*TASK*
For each line below that holds the word "true", make a copy.

*INPUT DATA*
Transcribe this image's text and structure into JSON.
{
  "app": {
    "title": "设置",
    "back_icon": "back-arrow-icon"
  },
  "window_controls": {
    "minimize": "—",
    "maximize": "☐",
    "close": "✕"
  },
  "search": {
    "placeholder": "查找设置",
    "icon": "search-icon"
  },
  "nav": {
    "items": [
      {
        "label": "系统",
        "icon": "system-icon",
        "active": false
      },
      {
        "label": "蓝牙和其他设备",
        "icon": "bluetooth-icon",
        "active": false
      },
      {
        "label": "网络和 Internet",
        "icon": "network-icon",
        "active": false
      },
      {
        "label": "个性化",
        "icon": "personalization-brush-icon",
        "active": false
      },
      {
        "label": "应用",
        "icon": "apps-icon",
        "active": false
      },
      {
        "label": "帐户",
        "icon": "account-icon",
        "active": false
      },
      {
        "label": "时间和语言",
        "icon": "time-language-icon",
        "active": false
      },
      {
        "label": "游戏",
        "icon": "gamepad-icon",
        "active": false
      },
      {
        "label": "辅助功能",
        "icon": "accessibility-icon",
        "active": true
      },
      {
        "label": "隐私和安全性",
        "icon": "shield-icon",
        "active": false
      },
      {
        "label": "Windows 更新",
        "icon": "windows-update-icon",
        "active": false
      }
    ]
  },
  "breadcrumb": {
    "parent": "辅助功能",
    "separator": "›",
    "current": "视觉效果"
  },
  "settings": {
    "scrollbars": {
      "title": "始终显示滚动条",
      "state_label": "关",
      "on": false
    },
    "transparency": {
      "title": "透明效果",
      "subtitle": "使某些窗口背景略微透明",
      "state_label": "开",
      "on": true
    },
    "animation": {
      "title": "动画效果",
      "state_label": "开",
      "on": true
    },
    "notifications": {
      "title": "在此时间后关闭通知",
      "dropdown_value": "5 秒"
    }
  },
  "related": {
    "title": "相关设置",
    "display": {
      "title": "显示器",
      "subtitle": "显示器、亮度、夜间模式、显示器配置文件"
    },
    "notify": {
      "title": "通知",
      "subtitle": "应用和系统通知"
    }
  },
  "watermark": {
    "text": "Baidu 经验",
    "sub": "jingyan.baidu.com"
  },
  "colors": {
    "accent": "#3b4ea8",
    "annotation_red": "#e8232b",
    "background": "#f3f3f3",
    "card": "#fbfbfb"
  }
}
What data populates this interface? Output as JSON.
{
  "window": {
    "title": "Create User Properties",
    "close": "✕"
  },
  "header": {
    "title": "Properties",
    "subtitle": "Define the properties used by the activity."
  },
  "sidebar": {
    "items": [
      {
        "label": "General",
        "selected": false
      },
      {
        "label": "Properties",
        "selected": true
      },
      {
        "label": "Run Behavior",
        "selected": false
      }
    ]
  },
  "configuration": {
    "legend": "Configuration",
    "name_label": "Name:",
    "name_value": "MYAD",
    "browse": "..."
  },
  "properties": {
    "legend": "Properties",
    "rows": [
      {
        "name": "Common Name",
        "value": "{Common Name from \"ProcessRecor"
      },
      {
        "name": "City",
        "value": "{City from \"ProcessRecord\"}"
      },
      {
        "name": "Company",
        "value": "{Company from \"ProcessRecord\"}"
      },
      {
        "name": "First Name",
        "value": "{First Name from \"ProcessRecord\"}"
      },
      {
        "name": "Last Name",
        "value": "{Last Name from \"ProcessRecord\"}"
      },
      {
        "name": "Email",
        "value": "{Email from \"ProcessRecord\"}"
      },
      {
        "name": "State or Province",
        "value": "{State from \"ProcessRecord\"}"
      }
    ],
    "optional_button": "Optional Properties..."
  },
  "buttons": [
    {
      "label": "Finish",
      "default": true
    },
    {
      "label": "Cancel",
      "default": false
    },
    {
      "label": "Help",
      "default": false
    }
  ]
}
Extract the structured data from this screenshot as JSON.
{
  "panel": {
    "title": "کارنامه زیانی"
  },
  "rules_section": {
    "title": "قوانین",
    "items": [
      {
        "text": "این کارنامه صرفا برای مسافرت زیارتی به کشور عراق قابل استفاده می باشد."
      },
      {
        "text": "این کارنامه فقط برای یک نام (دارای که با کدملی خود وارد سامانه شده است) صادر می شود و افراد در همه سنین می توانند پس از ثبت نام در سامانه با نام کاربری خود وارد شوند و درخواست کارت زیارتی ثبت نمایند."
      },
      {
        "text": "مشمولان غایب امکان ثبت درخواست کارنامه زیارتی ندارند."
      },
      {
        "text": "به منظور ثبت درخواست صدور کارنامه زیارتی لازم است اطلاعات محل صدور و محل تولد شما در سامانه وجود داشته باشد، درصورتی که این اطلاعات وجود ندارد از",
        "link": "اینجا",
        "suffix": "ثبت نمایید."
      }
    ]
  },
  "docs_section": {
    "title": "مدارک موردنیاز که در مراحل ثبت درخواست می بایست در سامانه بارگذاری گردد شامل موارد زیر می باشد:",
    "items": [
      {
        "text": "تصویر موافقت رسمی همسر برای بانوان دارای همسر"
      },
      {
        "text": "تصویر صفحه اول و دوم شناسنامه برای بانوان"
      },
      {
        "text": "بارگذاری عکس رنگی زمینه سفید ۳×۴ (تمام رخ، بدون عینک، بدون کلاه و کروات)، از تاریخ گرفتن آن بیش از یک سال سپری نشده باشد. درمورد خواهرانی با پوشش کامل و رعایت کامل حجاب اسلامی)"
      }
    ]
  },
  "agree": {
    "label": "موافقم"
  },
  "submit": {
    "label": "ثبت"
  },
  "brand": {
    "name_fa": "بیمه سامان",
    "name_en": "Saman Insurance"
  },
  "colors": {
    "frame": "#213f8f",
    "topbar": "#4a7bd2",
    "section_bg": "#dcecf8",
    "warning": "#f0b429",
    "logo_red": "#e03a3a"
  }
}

*SOLUTION FOR THIS TASK*
        "active": true
      "on": true
      "on": true
        "selected": true
      "default": true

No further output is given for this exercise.